Women Strike, a product of the National Women's Liberation (NWL) activist group, seeks to emphasize the fact that the cuts championed by both Trump and Republicans in Congress—to "eliminate every social contract from public schools to Medicare to Social Security"—means that they "expect the family (that is, WOMEN) to fill in the gaps and pick up the pieces," according to their official poster. The message they'd like to send? "NO WE WON'T." Many of the women striking also plan to march, but for those unable to do both, the strike provides a mode of resistance that any and all women can participate in to a degree of their choosing.


Read More: How to Prepare and Stay Safe While You March

On Thursday night, NWL held a meet-up to discuss the strike, where over 50 women were in attendance. There, Jenny Brown, long-time feminist activist and NWL organizer, said that the goal of the strike is "to put the focus on women's contributions and the disconnect between our contributions and how we're being treated in the political arena." She was joined by women like Carol Giardina, a professor at Queen's College who organized an illegal abortion network out of her dorm room in the early 60s, as well as young attendees with new and diverse beliefs on feminism, piqued by the recent election.

Brown explains how the election set the wheels in motion for the strike. "We wanted to clearly say, No. This is not going to be good for women. This is going to pile more work on women," says Brown. Strike organizers from NWL were also motivated by the increase in the turnout of their monthly meetings after the election. Organizer Armine Kalan tells Broadly that almost 500 women tried to attend their first meeting, post-election results. Before, that number fluctuated from around 15 to 20.

We've faced down a lot of male supremacists and I think we can do it again.

One of the main tenets of the strike is intersectionality. The group calls upon all women, girls, trans people, and non-binary people to join. The NWL also has a Women of Color Caucus within their organization to ensure that they are addressing the issues faced by women of color in a way that feminist movements and organizations have failed to do in the past. The hope for an inclusive, intersectional strike was represented at Thursday's NWL meeting, where the generational divide between respective feminisms was present but constructive. Seasoned women's liberation activists like Giardina, who spoke with her fist in the air and finished her presentation with, "I love you sister freedom fighters, and I'll see you at the march!", sat near women like Nikomeh Anderson, a new member of NWL, who later spoke to Broadly about the intersectionality of the strike.

"We are using our power as women to connect other people who are oppressed and bring to light all the different [struggles], like Black Lives Matter," Anderson said.

Read More: Meet the Former Undocumented Immigrant Running for Congress to Fight Trump

Since the announcement of the strike, the organization has received over 7,000 pledges to join.
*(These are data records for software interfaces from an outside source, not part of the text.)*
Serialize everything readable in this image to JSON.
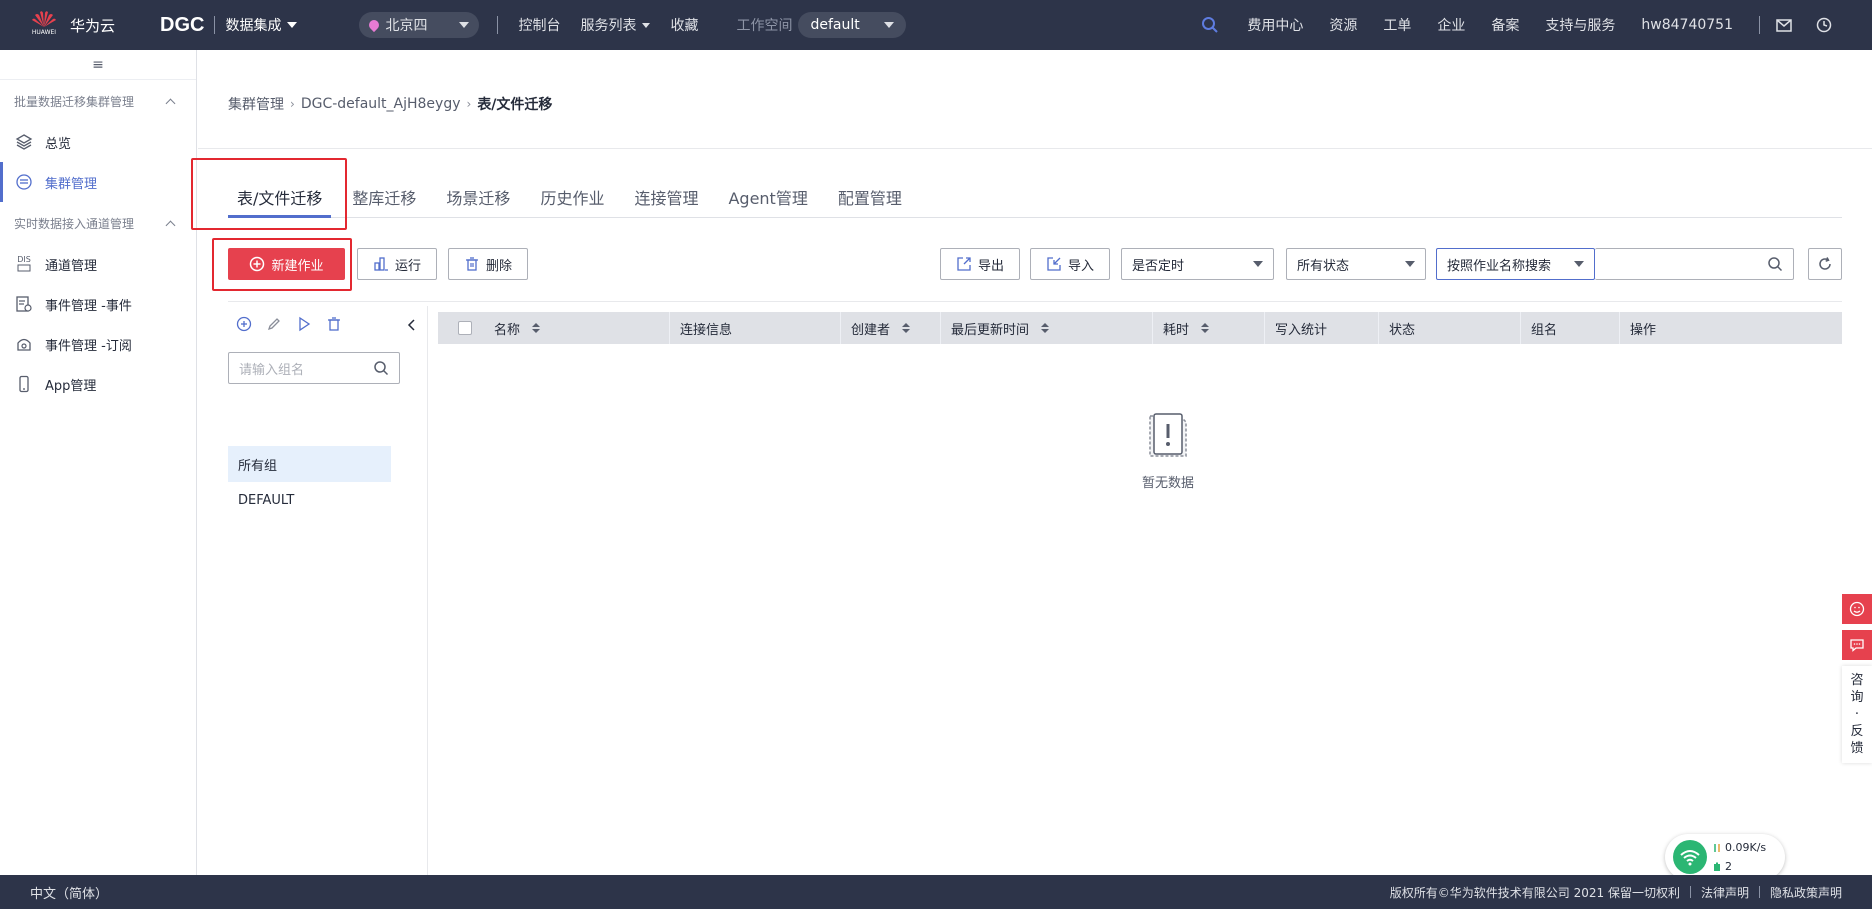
{
  "topbar": {
    "brand": "华为云",
    "logo_sub": "HUAWEI",
    "product": "DGC",
    "service": "数据集成",
    "region": "北京四",
    "nav": [
      "控制台",
      "服务列表",
      "收藏"
    ],
    "workspace_label": "工作空间",
    "workspace": "default",
    "right_nav": [
      "费用中心",
      "资源",
      "工单",
      "企业",
      "备案",
      "支持与服务",
      "hw84740751"
    ]
  },
  "sidebar": {
    "collapse_glyph": "≡",
    "section1": "批量数据迁移集群管理",
    "section1_items": [
      {
        "label": "总览",
        "icon": "layers-icon"
      },
      {
        "label": "集群管理",
        "icon": "cluster-icon"
      }
    ],
    "section2": "实时数据接入通道管理",
    "section2_items": [
      {
        "label": "通道管理",
        "icon": "dis-icon",
        "icon_text": "DIS"
      },
      {
        "label": "事件管理 -事件",
        "icon": "event-icon"
      },
      {
        "label": "事件管理 -订阅",
        "icon": "subscribe-icon"
      },
      {
        "label": "App管理",
        "icon": "app-icon"
      }
    ]
  },
  "breadcrumb": {
    "items": [
      "集群管理",
      "DGC-default_AjH8eygy"
    ],
    "current": "表/文件迁移",
    "sep": "›"
  },
  "tabs": [
    "表/文件迁移",
    "整库迁移",
    "场景迁移",
    "历史作业",
    "连接管理",
    "Agent管理",
    "配置管理"
  ],
  "toolbar": {
    "new_job": "新建作业",
    "run": "运行",
    "delete": "删除",
    "export": "导出",
    "import": "导入",
    "scheduled_select": "是否定时",
    "status_select": "所有状态",
    "search_type": "按照作业名称搜索",
    "search_value": ""
  },
  "groups": {
    "search_placeholder": "请输入组名",
    "items": [
      "所有组",
      "DEFAULT"
    ]
  },
  "table": {
    "columns": [
      "名称",
      "连接信息",
      "创建者",
      "最后更新时间",
      "耗时",
      "写入统计",
      "状态",
      "组名",
      "操作"
    ],
    "empty_text": "暂无数据"
  },
  "float": {
    "feedback_chars": [
      "咨",
      "询",
      "·",
      "反",
      "馈"
    ]
  },
  "network": {
    "speed": "0.09K/s",
    "count": "2"
  },
  "footer": {
    "lang": "中文（简体）",
    "copyright": "版权所有©华为软件技术有限公司 2021 保留一切权利",
    "legal": "法律声明",
    "privacy": "隐私政策声明"
  },
  "colors": {
    "topbar_bg": "#2d3449",
    "accent": "#526ecc",
    "primary_red": "#e6414e",
    "highlight_box": "#e32830"
  }
}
With these pledges, women have often offered testimonies for their reasons to strike, ranging from protesting sexist, racist work environments to being expected to keep up a facade of contentment at home. More personal testimonies can be read on their website. Jenny Brown, who is palpably respected in the community where she's fought for women's rights since 1985, offered me her own: Shortly after the devastating election results, she was diagnosed with breast cancer. Brown is currently covered under Obamacare. If the ACA is repealed, she could face the reality of having no health coverage with a pre-existing condition.

Still, she offers some optimism. "We have had a lot of right-wing governments over the years and the movement has continued to struggle and grow. We've faced down a lot of male supremacists and I think we can do it again."